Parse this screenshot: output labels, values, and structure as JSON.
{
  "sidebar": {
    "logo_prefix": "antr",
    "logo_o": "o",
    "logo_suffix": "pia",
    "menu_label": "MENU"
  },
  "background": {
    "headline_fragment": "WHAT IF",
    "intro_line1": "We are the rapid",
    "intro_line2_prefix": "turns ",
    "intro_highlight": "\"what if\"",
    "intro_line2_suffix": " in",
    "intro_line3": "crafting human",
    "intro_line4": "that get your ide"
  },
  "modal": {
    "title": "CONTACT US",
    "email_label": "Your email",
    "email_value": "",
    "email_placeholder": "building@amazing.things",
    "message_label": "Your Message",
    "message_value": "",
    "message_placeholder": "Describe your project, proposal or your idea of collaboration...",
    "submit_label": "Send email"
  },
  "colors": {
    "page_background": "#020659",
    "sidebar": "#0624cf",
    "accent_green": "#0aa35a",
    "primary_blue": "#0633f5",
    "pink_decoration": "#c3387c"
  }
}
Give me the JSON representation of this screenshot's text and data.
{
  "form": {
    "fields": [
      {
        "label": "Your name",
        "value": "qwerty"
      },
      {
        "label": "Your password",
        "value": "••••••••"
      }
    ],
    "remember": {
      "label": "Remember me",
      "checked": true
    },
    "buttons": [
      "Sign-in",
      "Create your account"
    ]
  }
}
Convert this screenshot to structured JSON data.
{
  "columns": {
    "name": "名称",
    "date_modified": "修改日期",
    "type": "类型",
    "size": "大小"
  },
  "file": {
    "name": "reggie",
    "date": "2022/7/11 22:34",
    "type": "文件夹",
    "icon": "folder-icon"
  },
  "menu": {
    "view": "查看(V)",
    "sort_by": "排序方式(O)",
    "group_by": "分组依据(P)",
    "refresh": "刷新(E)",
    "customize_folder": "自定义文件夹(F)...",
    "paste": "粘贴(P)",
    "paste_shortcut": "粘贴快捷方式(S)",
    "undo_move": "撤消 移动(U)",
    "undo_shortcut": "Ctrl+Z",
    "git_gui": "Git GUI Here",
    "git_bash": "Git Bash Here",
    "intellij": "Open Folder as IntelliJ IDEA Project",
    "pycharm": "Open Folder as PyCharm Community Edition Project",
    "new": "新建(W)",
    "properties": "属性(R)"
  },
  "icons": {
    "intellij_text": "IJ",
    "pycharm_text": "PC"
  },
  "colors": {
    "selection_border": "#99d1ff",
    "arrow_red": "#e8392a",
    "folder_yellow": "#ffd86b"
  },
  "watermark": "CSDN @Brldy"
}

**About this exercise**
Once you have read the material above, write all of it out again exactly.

**Response box**
Parse this screenshot: output labels, values, and structure as JSON.
{
  "sidebar": {
    "logo_prefix": "antr",
    "logo_o": "o",
    "logo_suffix": "pia",
    "menu_label": "MENU"
  },
  "background": {
    "headline_fragment": "WHAT IF",
    "intro_line1": "We are the rapid",
    "intro_line2_prefix": "turns ",
    "intro_highlight": "\"what if\"",
    "intro_line2_suffix": " in",
    "intro_line3": "crafting human",
    "intro_line4": "that get your ide"
  },
  "modal": {
    "title": "CONTACT US",
    "email_label": "Your email",
    "email_value": "",
    "email_placeholder": "building@amazing.things",
    "message_label": "Your Message",
    "message_value": "",
    "message_placeholder": "Describe your project, proposal or your idea of collaboration...",
    "submit_label": "Send email"
  },
  "colors": {
    "page_background": "#020659",
    "sidebar": "#0624cf",
    "accent_green": "#0aa35a",
    "primary_blue": "#0633f5",
    "pink_decoration": "#c3387c"
  }
}
Give me the JSON representation of this screenshot's text and data.
{
  "form": {
    "fields": [
      {
        "label": "Your name",
        "value": "qwerty"
      },
      {
        "label": "Your password",
        "value": "••••••••"
      }
    ],
    "remember": {
      "label": "Remember me",
      "checked": true
    },
    "buttons": [
      "Sign-in",
      "Create your account"
    ]
  }
}
Convert this screenshot to structured JSON data.
{
  "columns": {
    "name": "名称",
    "date_modified": "修改日期",
    "type": "类型",
    "size": "大小"
  },
  "file": {
    "name": "reggie",
    "date": "2022/7/11 22:34",
    "type": "文件夹",
    "icon": "folder-icon"
  },
  "menu": {
    "view": "查看(V)",
    "sort_by": "排序方式(O)",
    "group_by": "分组依据(P)",
    "refresh": "刷新(E)",
    "customize_folder": "自定义文件夹(F)...",
    "paste": "粘贴(P)",
    "paste_shortcut": "粘贴快捷方式(S)",
    "undo_move": "撤消 移动(U)",
    "undo_shortcut": "Ctrl+Z",
    "git_gui": "Git GUI Here",
    "git_bash": "Git Bash Here",
    "intellij": "Open Folder as IntelliJ IDEA Project",
    "pycharm": "Open Folder as PyCharm Community Edition Project",
    "new": "新建(W)",
    "properties": "属性(R)"
  },
  "icons": {
    "intellij_text": "IJ",
    "pycharm_text": "PC"
  },
  "colors": {
    "selection_border": "#99d1ff",
    "arrow_red": "#e8392a",
    "folder_yellow": "#ffd86b"
  },
  "watermark": "CSDN @Brldy"
}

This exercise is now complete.